Christ Lutheran Church Upper Darby
February 7, 2021 Worship Sermon - "To Run and Not Grow Weary"
Delivered by Rev. Stephen Keiser
Isaiah 40:21-31; Psalm 147:1-11, 20c: 1 Corinthians 9:16-23; Mark 1:29-39
“Those who wait for the Lord shall renew their strength, they shall mount up with wings like eagles, they shall run and not be weary, they shall walk and not faint.”
Does anyone remember the last time we read these words on a Sunday morning?
It was three years ago, on the morning before the Eagles won the Super Bowl.
These words seemed so hopeful back then. People in churches throughout Southeastern Pennsylvania wanted to believe they were true. And when the Eagles went on to win against the Patriots that afternoon, it felt almost pre-ordained by God, like the Holy Spirit had arranged for us to get this reading on that day.
This year, unfortunately, it appears that the eagles mentioned in this reading from Isaiah have very little to do with our football team.
In spite of that, it’s worth noting that eagles are a very popular image in scripture. They are mentioned twenty times, whereas I don’t see anything in the Bible about Buchaneers.
I’ve spent a fair amount of time observing the bald eagles who nest at the John Heinz Wildlife Refuge. What is amazing about eagles is not their strength. They’re not particularly muscular, like an ox. As a matter of fact, in spite of their huge wingspan, a typical bald eagle weighs about as much a chihuahua. Eagles are not brawny, but what eagles do have is this astounding ability to read the air currents. When they spread out their wings, they can catch the slightest breeze and let it carry them up into the sky where they can soar for hours on end. Truly, they never seem to grow weary, and I think it’s because they pay attention to the wind as they circle overhead.
When I was a young man, I rode my bike across the state of Illinois to Iowa and back. The first half of the trip was about a hundred and thirty miles. I was riding with the wind the whole time and it really did seem like I flew out there. I was barely tired when I got to the Mississippi River. The ride home, on the other hand, was into the wind the whole way, and that was a much different ride. It took twice as long, and I had to stop every five miles or so to regain my strength.
Perhaps that is the message for us in our reading from Isaiah. Like an eagle, pay attention to the wind, and by wind, I mean the Holy Spirit. Remember, in Hebrew, the word for wind and the word for Spirit are the same word: ruah. “Those who wait for the Lord shall mount up with wings like eagles,” Isaiah writes.
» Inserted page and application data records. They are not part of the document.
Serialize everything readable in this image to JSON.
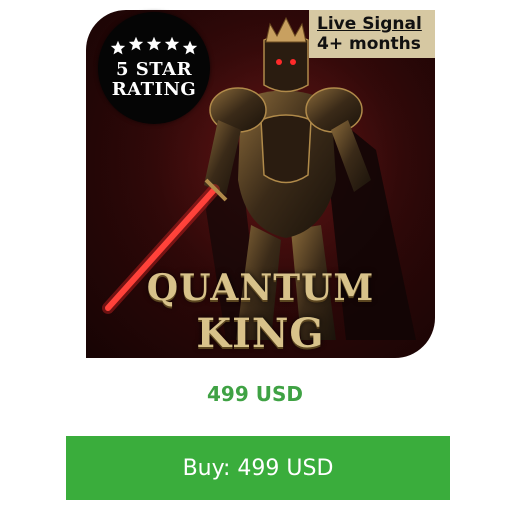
{
  "product": {
    "rating_badge": {
      "stars": 5,
      "line1": "5 STAR",
      "line2": "RATING"
    },
    "signal_badge": {
      "title": "Live Signal",
      "subtitle": "4+ months"
    },
    "title": {
      "line1": "QUANTUM",
      "line2": "KING"
    },
    "price_text": "499 USD",
    "buy_label": "Buy: 499 USD",
    "icons": [
      "star-icon",
      "knight-figure",
      "sword"
    ]
  },
  "colors": {
    "price": "#3fa244",
    "buy_button": "#3aad3c",
    "signal_badge": "#d6c8a2",
    "rating_badge": "#050505",
    "title_gold": "#d8c28a",
    "background_red": "#3a0a0a",
    "glow_red": "#ff2a2a"
  }
}
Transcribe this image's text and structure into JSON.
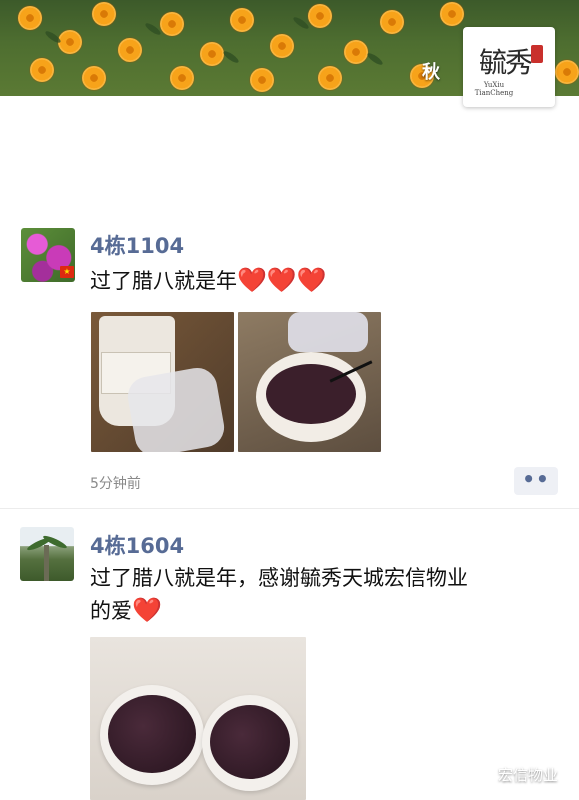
{
  "cover": {
    "caption": "秋",
    "logo": {
      "cn": "毓秀",
      "en": "YuXiu TianCheng"
    }
  },
  "posts": [
    {
      "author": "4栋1104",
      "text": "过了腊八就是年",
      "hearts": "❤️❤️❤️",
      "time": "5分钟前",
      "more": "••"
    },
    {
      "author": "4栋1604",
      "text_line1": "过了腊八就是年，感谢毓秀天城宏信物业",
      "text_line2": "的爱",
      "heart": "❤️"
    }
  ],
  "watermark": {
    "text": "宏信物业"
  }
}
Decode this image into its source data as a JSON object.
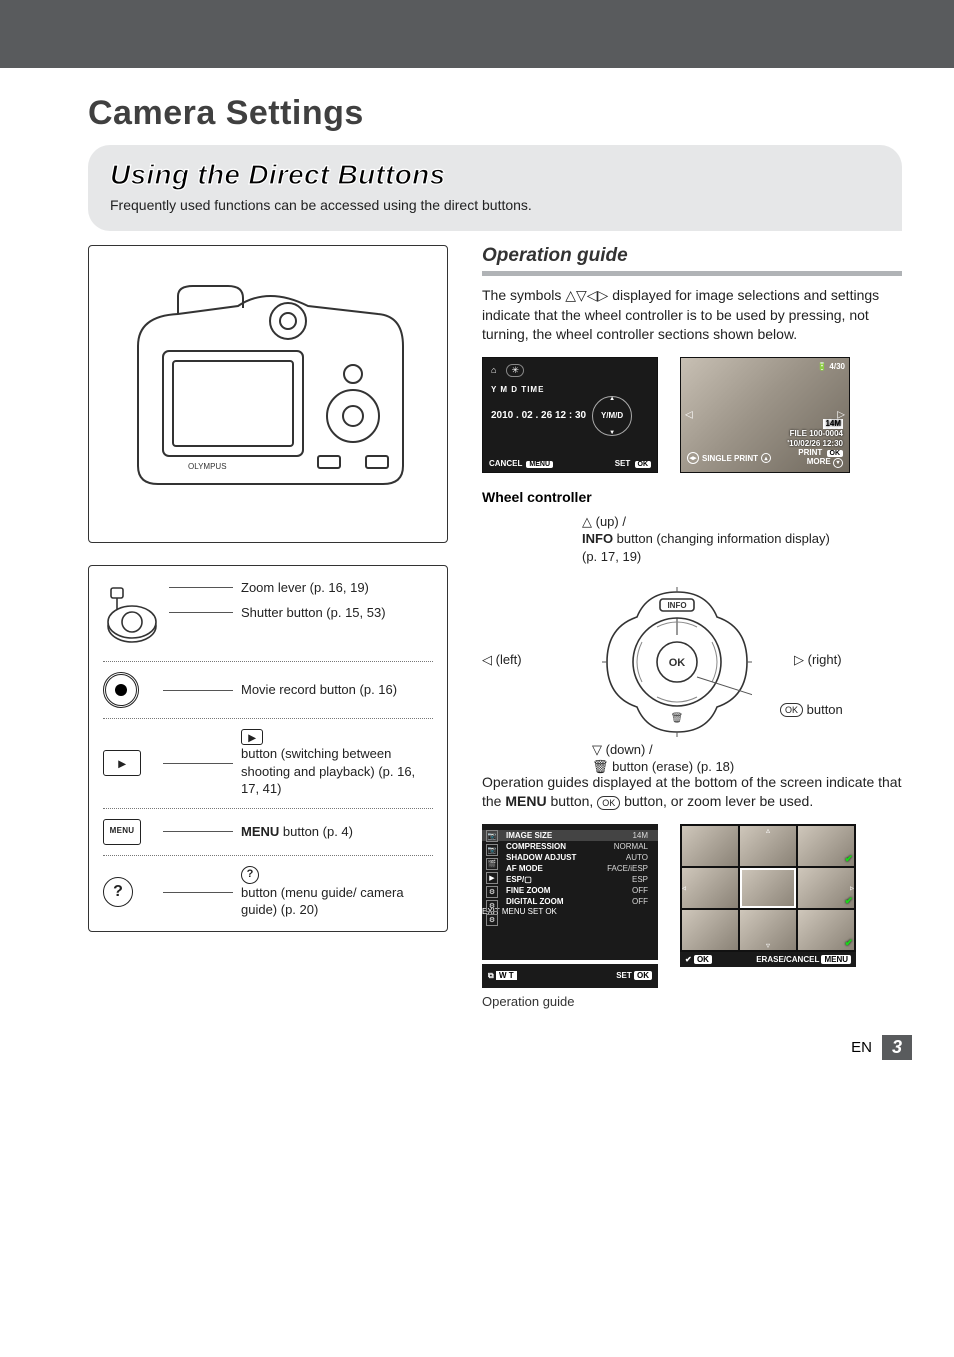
{
  "header": {
    "title": "Camera Settings",
    "section_title": "Using the Direct Buttons",
    "intro": "Frequently used functions can be accessed using the direct buttons."
  },
  "left_panel": {
    "buttons": {
      "zoom_lever": "Zoom lever (p. 16, 19)",
      "shutter": "Shutter button (p. 15, 53)",
      "movie_record": "Movie record button (p. 16)",
      "playback": " button (switching between shooting and playback) (p. 16, 17, 41)",
      "menu_prefix": "MENU",
      "menu_suffix": " button (p. 4)",
      "guide": " button (menu guide/ camera guide) (p. 20)"
    }
  },
  "right_panel": {
    "op_guide_heading": "Operation guide",
    "op_guide_para_a": "The symbols ",
    "op_guide_para_b": " displayed for image selections and settings indicate that the wheel controller is to be used by pressing, not turning, the wheel controller sections shown below.",
    "lcd_date": {
      "ymdt": "Y    M    D     TIME",
      "value": "2010 . 02 . 26   12 : 30",
      "yd": "Y/M/D",
      "cancel": "CANCEL",
      "cancel_tag": "MENU",
      "set": "SET",
      "set_tag": "OK"
    },
    "lcd_photo": {
      "counter": "4/30",
      "size": "14M",
      "file": "100-0004",
      "datetime": "'10/02/26 12:30",
      "single_print": "SINGLE PRINT",
      "print": "PRINT",
      "print_tag": "OK",
      "more": "MORE"
    },
    "wheel_heading": "Wheel controller",
    "wheel": {
      "up_a": " (up) /",
      "up_b": " button (changing information display) (p. 17, 19)",
      "info_bold": "INFO",
      "left": " (left)",
      "right": " (right)",
      "ok_btn": " button",
      "down_a": " (down) /",
      "down_b": " button (erase) (p. 18)",
      "info_tag": "INFO",
      "ok_tag": "OK"
    },
    "op_para2_a": "Operation guides displayed at the bottom of the screen indicate that the ",
    "op_para2_menu": "MENU",
    "op_para2_b": " button, ",
    "op_para2_c": " button, or zoom lever be used.",
    "lcd_menu": {
      "rows": [
        {
          "k": "IMAGE SIZE",
          "v": "14M",
          "hl": true
        },
        {
          "k": "COMPRESSION",
          "v": "NORMAL"
        },
        {
          "k": "SHADOW ADJUST",
          "v": "AUTO"
        },
        {
          "k": "AF MODE",
          "v": "FACE/iESP"
        },
        {
          "k": "ESP/▢",
          "v": "ESP"
        },
        {
          "k": "FINE ZOOM",
          "v": "OFF"
        },
        {
          "k": "DIGITAL ZOOM",
          "v": "OFF"
        }
      ],
      "exit": "EXIT",
      "exit_tag": "MENU",
      "set": "SET",
      "set_tag": "OK"
    },
    "lcd_small": {
      "wt": "W T",
      "set": "SET",
      "set_tag": "OK"
    },
    "thumb": {
      "ok_tag": "OK",
      "erase": "ERASE/CANCEL",
      "erase_tag": "MENU"
    },
    "caption": "Operation guide"
  },
  "footer": {
    "lang": "EN",
    "page": "3"
  }
}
To wait for the Lord is to pay attention to the Holy Spirit, to work in consort with the Holy Spirit. When we do this, like an eagle paying attention to the wind, we will find it possible to do amazing things that we could never do if we were depending on our own strength.
In our Gospel reading this morning, we read about first day of ministry in Capernaum. This is part two of last week’s reading, where Jesus went into a synagogue and astounded those who were present with his teaching. And then Jesus cast out an unclean spirit from a man in the synagogue. And then, as we read in today’s Gospel, Jesus healed Peter’s mother-in-law, who was in bed with a fever. And then, before there was even time to finish dinner, the whole city of Capernaum gathered outside of Peter’s house. They brought everyone who was sick or demon possessed so that Jesus could heal them too. That’s just one day in the life of Jesus. I get tired just thinking about it. Where does Jesus get the energy?
I think the answer to that question is in the next verse: “In the morning, while it was still very dark, Jesus went to a deserted place and there he prayed.” Jesus prayed. He was waiting for the Lord. He was paying attention to the wind so that he could renew his strength and mount up with wings like an eagle.
It has not been my experience that every prayer that I pray gets answered. A lot of them don’t. But what prayer does enable me to do is coordinate my efforts with God’s efforts. Prayer enables me to discern the movement of the wind - the movement of the Spirit - so that the Spirit and I are working with each other, not against each other. When I am doing my best work, it’s because I am following the lead of the Holy Spirit. It’s the Holy Spirit who is empowering the work to be done. When I find myself working against the Holy Spirit, I get tired and frustrated and nothing good comes of it.
That’s not to say that doing God’s work is easy. The health care workers in our society who have dedicated themselves to doing the kind of healing work that Jesus did, they are some of the hardest workers I know. But when a person grounds his or her work in prayer, seeking the guidance of the Holy Spirit, there is a certain lightness about it. The burden seems lighter because we recognize that it is God’s work and not entirely dependent on us.
Jesus gives us a wonderful example of someone who renews his strength by waiting for the Lord. But our Gospel reading also tells us something about God. The God who empowered Jesus is a God who does not grow tired of healing people and liberating them. In one day, Jesus healed and liberated a whole town-full of people. And then he moved on to the next town because there were people there too who needed to experience the life-giving power of God. That healing and liberating God is the God we wait for, the God we worship in Jesus Christ.